Standup? What’s a Standup?
| June 12, 2012 | in
People will sometimes ask us how we get value from our daily standups. This got us thinking about why we do standups in the first place, what we want to get out of the standups, and why we think our standups work.
For those not familiar with standups, they are brief meetings (usually about 10 minutes long) where those involved with development talk about what they’ve completed since the last standup, what they plan to work on next, and what problems they have encountered that are “blocking” them.
As I attempt to step back and look at the bigger picture, I see the benefits of our standups fitting into three categories: information dissemination, agility, and team cohesion.

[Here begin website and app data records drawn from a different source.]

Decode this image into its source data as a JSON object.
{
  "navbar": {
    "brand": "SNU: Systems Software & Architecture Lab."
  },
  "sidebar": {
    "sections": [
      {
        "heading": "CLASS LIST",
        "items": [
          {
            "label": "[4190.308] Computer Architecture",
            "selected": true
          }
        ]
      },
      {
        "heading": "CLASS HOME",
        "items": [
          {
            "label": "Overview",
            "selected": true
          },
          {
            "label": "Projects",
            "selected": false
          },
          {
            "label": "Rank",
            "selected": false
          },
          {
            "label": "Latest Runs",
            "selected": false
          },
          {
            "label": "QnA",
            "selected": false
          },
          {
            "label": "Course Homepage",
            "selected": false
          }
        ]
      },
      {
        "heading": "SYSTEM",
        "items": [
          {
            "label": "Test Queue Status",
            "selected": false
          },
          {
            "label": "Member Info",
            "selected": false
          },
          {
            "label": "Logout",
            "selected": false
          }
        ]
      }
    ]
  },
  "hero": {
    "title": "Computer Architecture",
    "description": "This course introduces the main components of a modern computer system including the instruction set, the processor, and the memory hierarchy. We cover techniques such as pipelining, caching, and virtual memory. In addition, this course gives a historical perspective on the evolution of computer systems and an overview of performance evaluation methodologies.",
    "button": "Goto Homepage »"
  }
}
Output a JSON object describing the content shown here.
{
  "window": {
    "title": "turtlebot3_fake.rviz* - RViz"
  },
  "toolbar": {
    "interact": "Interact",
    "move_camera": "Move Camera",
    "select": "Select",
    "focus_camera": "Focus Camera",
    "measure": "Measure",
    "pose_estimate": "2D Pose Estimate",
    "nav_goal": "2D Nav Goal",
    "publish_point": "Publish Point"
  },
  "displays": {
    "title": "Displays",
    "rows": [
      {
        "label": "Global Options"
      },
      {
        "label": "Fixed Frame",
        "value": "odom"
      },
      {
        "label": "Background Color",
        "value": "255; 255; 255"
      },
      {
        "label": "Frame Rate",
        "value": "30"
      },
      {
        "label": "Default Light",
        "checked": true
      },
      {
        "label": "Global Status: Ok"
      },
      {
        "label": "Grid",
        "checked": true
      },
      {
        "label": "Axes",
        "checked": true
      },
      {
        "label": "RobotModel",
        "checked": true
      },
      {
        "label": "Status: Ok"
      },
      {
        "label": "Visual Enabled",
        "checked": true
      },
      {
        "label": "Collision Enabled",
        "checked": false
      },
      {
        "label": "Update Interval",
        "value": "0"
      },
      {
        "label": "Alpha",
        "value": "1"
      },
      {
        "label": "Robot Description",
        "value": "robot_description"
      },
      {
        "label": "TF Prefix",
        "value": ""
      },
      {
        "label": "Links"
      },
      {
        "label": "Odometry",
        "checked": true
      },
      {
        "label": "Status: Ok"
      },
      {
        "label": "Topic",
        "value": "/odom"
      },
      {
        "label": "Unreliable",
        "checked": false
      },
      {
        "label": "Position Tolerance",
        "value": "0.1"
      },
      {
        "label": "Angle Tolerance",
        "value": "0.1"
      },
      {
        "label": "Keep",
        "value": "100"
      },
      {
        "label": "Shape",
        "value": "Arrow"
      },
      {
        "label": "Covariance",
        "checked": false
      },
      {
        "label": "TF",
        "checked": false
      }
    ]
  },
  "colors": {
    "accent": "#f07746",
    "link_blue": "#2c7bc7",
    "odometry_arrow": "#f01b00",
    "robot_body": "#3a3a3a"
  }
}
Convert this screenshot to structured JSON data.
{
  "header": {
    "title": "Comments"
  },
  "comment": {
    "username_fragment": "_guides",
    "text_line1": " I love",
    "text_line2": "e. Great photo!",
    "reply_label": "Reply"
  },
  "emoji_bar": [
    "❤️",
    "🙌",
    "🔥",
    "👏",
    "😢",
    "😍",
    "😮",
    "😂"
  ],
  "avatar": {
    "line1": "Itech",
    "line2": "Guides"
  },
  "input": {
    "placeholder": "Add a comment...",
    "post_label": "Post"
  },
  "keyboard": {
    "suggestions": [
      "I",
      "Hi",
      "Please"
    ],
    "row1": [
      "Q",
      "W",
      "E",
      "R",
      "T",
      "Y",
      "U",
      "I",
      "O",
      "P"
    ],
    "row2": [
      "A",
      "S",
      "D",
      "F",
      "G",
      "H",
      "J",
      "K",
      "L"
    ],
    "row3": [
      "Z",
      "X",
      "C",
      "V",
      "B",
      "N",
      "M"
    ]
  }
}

The most important benefit of our standups is information dissemination. Communication is the biggest “make or break” component for any team. At a very basic level, the standup provides a way to update the lead engineer, project manager, and other development team members. But there’s so much more. These few minutes where team members give status updates and share problems is priceless. You never know where the next bright idea will come from, so giving even the smallest of opportunities for members to talk them out is well worth it. This sharing can spur insights that may help someone who’s stuck or uncover new ways for the team to solve problems. You never know who holds the key to the next breakthrough. It’s all very serendipitous and is a beautiful thing to see play out.

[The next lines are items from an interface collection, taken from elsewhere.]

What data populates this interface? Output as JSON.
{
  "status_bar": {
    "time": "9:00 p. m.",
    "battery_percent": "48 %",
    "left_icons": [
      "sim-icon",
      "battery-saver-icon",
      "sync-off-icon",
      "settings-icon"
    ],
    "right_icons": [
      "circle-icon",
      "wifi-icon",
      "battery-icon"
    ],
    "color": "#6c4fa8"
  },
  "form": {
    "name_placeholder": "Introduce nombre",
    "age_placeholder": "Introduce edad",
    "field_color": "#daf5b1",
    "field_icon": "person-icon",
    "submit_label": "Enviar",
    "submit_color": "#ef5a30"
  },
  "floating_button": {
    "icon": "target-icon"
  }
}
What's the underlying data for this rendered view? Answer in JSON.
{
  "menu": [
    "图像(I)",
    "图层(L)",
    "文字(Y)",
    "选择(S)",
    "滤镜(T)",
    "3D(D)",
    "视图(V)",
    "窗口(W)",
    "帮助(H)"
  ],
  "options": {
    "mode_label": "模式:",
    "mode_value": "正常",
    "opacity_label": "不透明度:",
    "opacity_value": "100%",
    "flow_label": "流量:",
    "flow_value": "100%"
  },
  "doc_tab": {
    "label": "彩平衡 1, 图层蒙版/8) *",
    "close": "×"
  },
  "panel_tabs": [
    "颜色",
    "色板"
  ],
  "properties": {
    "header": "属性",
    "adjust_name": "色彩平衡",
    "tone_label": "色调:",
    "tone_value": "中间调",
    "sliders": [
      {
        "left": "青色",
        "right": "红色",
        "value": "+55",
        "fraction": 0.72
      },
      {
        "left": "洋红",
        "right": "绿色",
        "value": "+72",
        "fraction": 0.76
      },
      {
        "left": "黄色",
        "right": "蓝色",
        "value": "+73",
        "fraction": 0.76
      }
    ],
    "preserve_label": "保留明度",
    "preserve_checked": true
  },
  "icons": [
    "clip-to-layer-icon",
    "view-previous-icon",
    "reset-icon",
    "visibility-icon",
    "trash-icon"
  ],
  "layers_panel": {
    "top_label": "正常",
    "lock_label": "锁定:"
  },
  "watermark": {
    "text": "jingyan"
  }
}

Although we are not dogmatic about it, Agile methodology greatly influences how we do things at Don’t Panic Labs. The ability to quickly make adjustments to goals, resource allocation and project velocity helps keep us as productive and innovative as possible. If we don’t see something working as well as we thought, we can quickly make adjustments to minimize the impact to our overall objectives and target milestones. Since we meet daily, the lead engineer and project manager can more precisely monitor the project. This nearly constant flow of information keeps the project on track without letting too much time pass. If we need to correct our course, we might lose a couple of days. But this is so much better than if we only met once a week. Course corrections in that environment could mean a loss of weeks (or months) of engineering time.

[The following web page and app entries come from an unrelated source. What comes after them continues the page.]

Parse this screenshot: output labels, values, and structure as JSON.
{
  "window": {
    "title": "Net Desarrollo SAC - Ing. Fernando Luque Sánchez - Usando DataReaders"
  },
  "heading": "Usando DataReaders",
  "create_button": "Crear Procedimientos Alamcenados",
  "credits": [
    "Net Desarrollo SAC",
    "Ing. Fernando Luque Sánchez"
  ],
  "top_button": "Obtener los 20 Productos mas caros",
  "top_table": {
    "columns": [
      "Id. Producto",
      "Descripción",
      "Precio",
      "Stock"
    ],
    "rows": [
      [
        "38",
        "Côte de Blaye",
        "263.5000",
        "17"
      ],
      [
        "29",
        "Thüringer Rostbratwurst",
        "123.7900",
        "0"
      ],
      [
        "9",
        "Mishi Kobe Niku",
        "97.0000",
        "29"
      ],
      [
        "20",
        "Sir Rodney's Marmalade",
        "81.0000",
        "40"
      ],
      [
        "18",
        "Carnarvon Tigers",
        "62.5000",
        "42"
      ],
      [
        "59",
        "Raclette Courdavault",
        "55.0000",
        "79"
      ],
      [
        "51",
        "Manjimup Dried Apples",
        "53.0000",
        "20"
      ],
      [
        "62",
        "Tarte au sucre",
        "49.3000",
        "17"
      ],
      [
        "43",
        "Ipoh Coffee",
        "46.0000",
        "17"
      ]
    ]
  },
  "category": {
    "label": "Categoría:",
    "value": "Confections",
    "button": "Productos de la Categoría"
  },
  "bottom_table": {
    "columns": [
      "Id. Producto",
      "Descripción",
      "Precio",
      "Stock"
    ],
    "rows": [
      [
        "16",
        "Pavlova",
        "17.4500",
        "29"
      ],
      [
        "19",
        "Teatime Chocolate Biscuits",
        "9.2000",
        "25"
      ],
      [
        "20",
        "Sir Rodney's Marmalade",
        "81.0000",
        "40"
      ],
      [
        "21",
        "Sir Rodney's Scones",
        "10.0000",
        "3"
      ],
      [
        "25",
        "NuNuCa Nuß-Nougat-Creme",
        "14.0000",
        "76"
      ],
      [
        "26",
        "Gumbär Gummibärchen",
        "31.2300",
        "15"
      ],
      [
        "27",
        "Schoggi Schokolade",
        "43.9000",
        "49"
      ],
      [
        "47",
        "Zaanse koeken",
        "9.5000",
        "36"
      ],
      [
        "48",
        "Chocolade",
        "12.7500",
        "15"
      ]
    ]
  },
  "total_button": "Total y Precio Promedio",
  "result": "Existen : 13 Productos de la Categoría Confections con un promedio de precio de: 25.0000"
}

We also feel that getting everyone together helps to re-energize, refocus and re-align. It’s too easy to get wrapped up in our individual worlds when we spend most of our day heads down in code or testing. Maintaining a cohesive team environment is crucial to our success. But this goes beyond just the engineers and QA. We allow time for non-development updates from time to time. We’ll have a member from our sales team give occasional updates and take time to discuss any support issues.
So why do our standups work? Because we keep them short but meaningful. We purposely schedule them for only 10 minutes to help keep only the most pertinent discussions at the forefront. If a discussion happens to drift off into a longer conversation that only involves a few people, we’ll most likely take it offline and come back to it after the meeting. Except for occasional non-development contributions, we allow only the development team to share updates. However, we encourage anyone to attend the standups. That helps make everyone feel like part of the team.
And how do we keep standups so short? It all comes down to iteration planning. To keep this post from getting too long, I can sum up our planning like this: We make sure that user stories are broken down into manageable work items that reflect the “how” of the implementation (less than 4 hours, 4-12 hours, and more than 12 hours). Because of the quick turnaround, each engineer should have a fresh update every day. If not (i.e., an engineer is working on the same item for several days), then we know we may have a problem.
In looking at the benefits of our standups, I personally can’t imagine doing it any other way. We’re updated by the team on a daily basis of the status while spending less “meeting” time than a typical weekly corporate meeting, we can quickly course-correct with little disruption, and we keep everyone feeling like they’re part of a team (and not some lone robot pounding out code all day). But most importantly, we count on the team leadership to lead by example. We don’t need any formal “do and don’t” lists when values are imparted through facilitation.
Perhaps some outside of Don’t Panic Labs may see this as a totally foreign concept, but we’ve proven over and over that daily standups work best for us.